BEGIN Source records

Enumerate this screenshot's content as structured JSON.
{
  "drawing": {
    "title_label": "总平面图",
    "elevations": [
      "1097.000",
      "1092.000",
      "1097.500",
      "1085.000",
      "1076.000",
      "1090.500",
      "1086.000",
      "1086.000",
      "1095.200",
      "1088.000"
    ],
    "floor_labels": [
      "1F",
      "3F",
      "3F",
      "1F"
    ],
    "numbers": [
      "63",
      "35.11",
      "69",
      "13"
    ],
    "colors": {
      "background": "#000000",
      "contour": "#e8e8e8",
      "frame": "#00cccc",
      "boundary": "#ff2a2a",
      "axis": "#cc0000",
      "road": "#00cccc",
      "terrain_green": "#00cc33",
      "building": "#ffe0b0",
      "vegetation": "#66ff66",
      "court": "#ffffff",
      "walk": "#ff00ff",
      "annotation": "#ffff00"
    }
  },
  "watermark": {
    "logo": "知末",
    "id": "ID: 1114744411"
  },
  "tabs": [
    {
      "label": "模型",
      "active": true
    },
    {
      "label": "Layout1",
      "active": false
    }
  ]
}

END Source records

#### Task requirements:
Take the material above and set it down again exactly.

#### Output below:
Enumerate this screenshot's content as structured JSON.
{
  "drawing": {
    "title_label": "总平面图",
    "elevations": [
      "1097.000",
      "1092.000",
      "1097.500",
      "1085.000",
      "1076.000",
      "1090.500",
      "1086.000",
      "1086.000",
      "1095.200",
      "1088.000"
    ],
    "floor_labels": [
      "1F",
      "3F",
      "3F",
      "1F"
    ],
    "numbers": [
      "63",
      "35.11",
      "69",
      "13"
    ],
    "colors": {
      "background": "#000000",
      "contour": "#e8e8e8",
      "frame": "#00cccc",
      "boundary": "#ff2a2a",
      "axis": "#cc0000",
      "road": "#00cccc",
      "terrain_green": "#00cc33",
      "building": "#ffe0b0",
      "vegetation": "#66ff66",
      "court": "#ffffff",
      "walk": "#ff00ff",
      "annotation": "#ffff00"
    }
  },
  "watermark": {
    "logo": "知末",
    "id": "ID: 1114744411"
  },
  "tabs": [
    {
      "label": "模型",
      "active": true
    },
    {
      "label": "Layout1",
      "active": false
    }
  ]
}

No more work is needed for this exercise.